Dough burgers are popular in our neck of the woods. Phillips Grocery in Oxford has received national acclaim for their top-secret-recipe dough burger. I ate two while I was staying at the hospital with my dad recently! It is the nearest restaurant!
When Larry and I were newlyweds and living in New Albany, we loved going to Latham’s for their yummy version of this delicious sandwich. Several other area cities also offer well-known versions of this unique burger. Tupelo’s Johnny’s Drive-In has the "Johnnieburger," and Corinth even has a festival named in honor of their dough burger, affectionately known as “The Slugburger.” Here in our own dear Pontotoc, we love the "Wonderburger" at Butcher Block!
Dough burgers supposedly originated during the Great Depression. Adding flour was a great way to stretch hamburger meat. While possibly born out of necessity, it has remained a part of the Southern diet due to its delectable taste. I’ve eaten my share of these burgers through the years. The best ones, of course, were the ones my momma made!
When I opened the fridge this morning, the pound of hamburger left from the 3-pound value pack of meat I bought for the meatloaf on Tuesday was staring me in the face. I knew I had to cook it, or freeze it. Then, as I opened the pantry for my morning cereal, I noticed a package of hamburger buns on the shelf, which were nearing their use by date. Inspiration struck! I ditched the planned meal and made dough burgers!
The key is to handle the meat gently.
This is plain and simple good eatin'!
1 pound ground beef
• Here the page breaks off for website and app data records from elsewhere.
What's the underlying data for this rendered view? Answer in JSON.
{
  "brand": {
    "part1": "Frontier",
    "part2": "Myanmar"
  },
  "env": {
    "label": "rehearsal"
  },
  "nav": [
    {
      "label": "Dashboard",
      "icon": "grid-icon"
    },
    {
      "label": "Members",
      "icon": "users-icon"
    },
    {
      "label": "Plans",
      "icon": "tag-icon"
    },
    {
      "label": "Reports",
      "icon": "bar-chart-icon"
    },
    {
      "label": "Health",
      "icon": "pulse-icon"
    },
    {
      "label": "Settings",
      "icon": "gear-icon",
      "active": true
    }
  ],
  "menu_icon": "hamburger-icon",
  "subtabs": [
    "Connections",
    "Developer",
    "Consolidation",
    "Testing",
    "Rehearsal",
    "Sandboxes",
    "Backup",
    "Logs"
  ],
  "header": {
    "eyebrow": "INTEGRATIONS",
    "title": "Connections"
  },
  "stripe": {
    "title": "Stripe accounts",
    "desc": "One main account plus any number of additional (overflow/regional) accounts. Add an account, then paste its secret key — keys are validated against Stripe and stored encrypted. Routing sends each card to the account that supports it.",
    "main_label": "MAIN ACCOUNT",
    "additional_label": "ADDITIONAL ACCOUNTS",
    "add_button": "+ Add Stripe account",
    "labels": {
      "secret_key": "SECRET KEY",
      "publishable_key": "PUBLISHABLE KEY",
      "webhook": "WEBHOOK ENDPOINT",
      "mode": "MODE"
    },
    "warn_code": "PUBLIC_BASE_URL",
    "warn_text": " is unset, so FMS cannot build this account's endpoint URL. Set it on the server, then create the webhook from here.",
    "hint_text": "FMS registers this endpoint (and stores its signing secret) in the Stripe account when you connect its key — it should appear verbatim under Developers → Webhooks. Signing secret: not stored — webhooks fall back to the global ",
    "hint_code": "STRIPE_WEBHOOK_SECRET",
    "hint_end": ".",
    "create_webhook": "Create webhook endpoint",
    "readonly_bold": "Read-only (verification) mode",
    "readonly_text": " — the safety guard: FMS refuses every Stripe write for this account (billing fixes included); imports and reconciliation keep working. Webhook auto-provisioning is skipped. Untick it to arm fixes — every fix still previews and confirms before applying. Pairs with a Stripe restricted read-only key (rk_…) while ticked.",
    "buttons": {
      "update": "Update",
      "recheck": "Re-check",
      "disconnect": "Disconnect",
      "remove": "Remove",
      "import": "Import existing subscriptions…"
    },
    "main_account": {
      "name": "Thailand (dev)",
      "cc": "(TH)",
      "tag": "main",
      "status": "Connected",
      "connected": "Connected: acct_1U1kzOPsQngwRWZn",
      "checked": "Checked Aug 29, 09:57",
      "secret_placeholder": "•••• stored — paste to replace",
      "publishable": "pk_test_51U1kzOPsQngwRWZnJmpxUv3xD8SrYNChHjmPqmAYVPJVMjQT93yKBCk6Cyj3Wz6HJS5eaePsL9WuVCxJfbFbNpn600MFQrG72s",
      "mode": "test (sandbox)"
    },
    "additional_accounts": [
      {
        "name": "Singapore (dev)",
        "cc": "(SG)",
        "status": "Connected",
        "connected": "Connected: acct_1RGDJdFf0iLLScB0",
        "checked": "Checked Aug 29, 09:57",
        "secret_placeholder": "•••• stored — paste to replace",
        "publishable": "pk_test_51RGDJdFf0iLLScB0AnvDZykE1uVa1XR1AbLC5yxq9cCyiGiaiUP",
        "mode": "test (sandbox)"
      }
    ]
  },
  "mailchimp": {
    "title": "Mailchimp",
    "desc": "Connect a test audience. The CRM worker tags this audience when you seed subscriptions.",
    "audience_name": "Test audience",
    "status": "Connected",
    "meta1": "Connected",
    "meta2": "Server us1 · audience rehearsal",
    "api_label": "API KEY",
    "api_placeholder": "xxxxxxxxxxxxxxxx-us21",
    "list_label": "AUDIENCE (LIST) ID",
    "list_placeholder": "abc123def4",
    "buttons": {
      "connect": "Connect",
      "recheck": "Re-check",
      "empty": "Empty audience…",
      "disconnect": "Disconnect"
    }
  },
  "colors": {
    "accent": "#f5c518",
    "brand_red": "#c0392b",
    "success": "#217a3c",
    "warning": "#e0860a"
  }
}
½ cup self-rising flour
1 teaspoon Lawry’s season salt
¼ teaspoon onion powder
dash of pepper
Gently crumble the ground beef into a bowl.
Add the flour and mix gently.
Add three tablespoons milk and mix gently. The mixture should be moist, but not gooey. You can add a bit more flour, if needed.
Form the meat into 4 patties and place on waxed paper. Cover with another piece of waxed paper.
Using a cutting board, press down on the patties gently and flatten them. The finished patties should
be thin and about the diameter of a saucer. They will shrink!
Fry in a bit of oil until brown and crispy, turning only once, if possible. Don't press them with the spatula. I cook mine in an electric skillet, as its size accommodates all 4 patties.
Remove from pan and top with cheese.
Pour grease from skillet, but don’t wipe.
Place buns in skillet, return to stove top and "toast" over medium heat.
Place burgers on buns; add toppings and condiments of choice.